[Dataset rows describing interfaces]
■ ■ ■

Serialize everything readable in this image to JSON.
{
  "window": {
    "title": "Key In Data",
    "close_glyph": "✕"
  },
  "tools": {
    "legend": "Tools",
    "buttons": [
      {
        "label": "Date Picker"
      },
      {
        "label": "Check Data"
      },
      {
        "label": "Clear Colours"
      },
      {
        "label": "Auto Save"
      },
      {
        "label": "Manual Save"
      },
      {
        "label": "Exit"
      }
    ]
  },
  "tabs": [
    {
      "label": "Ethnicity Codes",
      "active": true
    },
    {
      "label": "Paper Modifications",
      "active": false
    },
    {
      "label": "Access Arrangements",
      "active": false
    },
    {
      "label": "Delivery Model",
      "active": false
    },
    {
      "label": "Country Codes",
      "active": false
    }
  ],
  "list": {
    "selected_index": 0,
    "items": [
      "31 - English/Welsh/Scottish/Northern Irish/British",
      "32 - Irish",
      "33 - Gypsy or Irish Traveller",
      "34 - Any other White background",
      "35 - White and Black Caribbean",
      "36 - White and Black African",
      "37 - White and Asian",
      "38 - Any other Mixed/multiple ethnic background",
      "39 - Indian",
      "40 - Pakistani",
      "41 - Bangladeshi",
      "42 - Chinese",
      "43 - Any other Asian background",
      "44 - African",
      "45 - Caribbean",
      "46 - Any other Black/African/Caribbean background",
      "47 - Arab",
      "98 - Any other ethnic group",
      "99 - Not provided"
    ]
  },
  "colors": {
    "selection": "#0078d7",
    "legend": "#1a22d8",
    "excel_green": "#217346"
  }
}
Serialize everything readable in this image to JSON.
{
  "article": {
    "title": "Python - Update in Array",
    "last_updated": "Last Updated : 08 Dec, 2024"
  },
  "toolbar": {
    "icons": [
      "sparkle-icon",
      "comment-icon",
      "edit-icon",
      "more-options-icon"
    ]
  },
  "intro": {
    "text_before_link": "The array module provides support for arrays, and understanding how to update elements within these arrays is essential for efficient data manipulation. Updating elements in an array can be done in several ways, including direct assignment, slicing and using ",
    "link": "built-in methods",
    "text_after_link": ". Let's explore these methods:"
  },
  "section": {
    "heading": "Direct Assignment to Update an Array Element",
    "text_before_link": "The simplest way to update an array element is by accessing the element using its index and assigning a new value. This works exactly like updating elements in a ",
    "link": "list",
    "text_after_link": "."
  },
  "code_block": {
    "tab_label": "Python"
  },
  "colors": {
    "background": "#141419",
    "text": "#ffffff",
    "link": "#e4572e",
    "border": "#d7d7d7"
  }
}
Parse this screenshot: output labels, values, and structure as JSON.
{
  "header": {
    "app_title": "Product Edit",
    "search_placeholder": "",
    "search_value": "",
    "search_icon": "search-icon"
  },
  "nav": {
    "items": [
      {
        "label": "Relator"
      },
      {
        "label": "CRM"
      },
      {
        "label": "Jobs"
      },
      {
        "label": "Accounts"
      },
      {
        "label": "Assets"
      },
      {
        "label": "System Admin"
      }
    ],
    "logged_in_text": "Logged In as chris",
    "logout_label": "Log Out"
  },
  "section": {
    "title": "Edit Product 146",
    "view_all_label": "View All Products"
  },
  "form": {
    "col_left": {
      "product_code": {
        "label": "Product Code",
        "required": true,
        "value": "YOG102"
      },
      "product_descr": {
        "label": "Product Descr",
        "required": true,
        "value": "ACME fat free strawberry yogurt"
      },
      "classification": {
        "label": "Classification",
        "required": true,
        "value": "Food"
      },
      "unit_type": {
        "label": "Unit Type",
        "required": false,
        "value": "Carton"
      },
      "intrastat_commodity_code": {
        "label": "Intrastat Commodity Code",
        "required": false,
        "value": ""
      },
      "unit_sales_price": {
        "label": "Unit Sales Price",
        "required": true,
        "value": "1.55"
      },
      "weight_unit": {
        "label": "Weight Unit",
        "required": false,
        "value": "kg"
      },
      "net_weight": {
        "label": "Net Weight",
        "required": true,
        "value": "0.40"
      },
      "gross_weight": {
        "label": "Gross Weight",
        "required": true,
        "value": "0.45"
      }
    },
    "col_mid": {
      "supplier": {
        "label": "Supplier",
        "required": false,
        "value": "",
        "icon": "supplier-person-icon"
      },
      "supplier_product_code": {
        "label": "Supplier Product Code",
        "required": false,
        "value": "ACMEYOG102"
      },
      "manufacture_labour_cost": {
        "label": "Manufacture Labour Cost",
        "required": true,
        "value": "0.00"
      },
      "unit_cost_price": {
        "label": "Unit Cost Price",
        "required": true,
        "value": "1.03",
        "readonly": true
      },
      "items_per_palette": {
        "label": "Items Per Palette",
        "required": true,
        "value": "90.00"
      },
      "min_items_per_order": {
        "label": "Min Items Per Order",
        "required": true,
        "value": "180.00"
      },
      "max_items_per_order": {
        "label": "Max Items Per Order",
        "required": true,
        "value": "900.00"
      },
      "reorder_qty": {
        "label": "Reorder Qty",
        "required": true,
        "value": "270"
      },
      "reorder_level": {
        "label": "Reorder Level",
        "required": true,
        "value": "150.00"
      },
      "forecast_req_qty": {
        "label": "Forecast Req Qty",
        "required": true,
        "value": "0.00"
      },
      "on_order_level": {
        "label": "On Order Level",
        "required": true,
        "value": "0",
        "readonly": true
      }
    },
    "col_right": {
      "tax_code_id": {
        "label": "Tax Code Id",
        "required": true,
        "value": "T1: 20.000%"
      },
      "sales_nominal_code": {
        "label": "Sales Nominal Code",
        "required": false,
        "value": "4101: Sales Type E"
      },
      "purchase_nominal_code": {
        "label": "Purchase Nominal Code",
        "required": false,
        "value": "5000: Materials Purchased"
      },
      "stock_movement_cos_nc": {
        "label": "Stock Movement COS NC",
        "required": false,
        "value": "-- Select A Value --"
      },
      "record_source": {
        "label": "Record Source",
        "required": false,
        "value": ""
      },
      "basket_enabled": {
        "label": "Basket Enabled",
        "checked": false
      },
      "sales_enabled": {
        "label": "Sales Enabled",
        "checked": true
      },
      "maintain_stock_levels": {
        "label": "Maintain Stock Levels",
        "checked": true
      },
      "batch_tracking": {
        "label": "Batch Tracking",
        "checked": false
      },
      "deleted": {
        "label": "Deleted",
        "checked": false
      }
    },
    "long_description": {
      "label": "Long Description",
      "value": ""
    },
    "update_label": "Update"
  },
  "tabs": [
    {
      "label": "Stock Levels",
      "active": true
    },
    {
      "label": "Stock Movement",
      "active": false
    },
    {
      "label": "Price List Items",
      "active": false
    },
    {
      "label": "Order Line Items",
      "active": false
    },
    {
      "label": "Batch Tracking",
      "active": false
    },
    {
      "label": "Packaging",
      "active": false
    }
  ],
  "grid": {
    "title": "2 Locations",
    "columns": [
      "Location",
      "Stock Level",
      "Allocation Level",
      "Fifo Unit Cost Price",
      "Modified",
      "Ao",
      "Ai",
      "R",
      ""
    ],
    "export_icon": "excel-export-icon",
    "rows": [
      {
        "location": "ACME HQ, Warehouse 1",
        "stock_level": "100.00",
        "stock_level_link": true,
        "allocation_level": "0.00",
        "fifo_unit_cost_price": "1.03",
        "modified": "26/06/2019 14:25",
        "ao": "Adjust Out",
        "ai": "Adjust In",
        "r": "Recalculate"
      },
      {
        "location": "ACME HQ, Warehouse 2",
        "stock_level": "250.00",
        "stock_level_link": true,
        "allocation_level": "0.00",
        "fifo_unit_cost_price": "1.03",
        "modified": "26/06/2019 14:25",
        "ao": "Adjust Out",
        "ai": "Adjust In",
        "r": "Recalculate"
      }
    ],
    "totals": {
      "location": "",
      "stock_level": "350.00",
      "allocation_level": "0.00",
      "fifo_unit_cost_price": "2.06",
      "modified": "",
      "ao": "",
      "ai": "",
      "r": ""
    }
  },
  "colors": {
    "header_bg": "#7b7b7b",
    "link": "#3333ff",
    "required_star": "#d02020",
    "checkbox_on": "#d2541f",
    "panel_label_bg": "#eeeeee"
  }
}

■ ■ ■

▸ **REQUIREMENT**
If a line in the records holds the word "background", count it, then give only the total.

▸ **WRITTEN SOLUTION**
5